Instructions to follow
Set every record down again, identical to the original.

Information supplied below:

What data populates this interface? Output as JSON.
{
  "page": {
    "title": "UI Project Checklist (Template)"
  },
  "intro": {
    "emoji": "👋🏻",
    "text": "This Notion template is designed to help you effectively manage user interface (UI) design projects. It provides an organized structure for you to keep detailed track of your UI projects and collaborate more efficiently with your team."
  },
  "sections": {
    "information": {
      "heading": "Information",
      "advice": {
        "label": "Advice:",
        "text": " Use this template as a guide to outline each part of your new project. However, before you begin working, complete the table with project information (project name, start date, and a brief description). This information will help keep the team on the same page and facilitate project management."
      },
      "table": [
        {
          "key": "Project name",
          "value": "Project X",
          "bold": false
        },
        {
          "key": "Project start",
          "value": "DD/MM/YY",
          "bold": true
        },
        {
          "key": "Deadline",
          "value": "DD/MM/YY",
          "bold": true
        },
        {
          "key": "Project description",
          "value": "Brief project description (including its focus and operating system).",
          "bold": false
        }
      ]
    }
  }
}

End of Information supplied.

Solution to the exercise
What data populates this interface? Output as JSON.
{
  "page": {
    "title": "UI Project Checklist (Template)"
  },
  "intro": {
    "emoji": "👋🏻",
    "text": "This Notion template is designed to help you effectively manage user interface (UI) design projects. It provides an organized structure for you to keep detailed track of your UI projects and collaborate more efficiently with your team."
  },
  "sections": {
    "information": {
      "heading": "Information",
      "advice": {
        "label": "Advice:",
        "text": " Use this template as a guide to outline each part of your new project. However, before you begin working, complete the table with project information (project name, start date, and a brief description). This information will help keep the team on the same page and facilitate project management."
      },
      "table": [
        {
          "key": "Project name",
          "value": "Project X",
          "bold": false
        },
        {
          "key": "Project start",
          "value": "DD/MM/YY",
          "bold": true
        },
        {
          "key": "Deadline",
          "value": "DD/MM/YY",
          "bold": true
        },
        {
          "key": "Project description",
          "value": "Brief project description (including its focus and operating system).",
          "bold": false
        }
      ]
    }
  }
}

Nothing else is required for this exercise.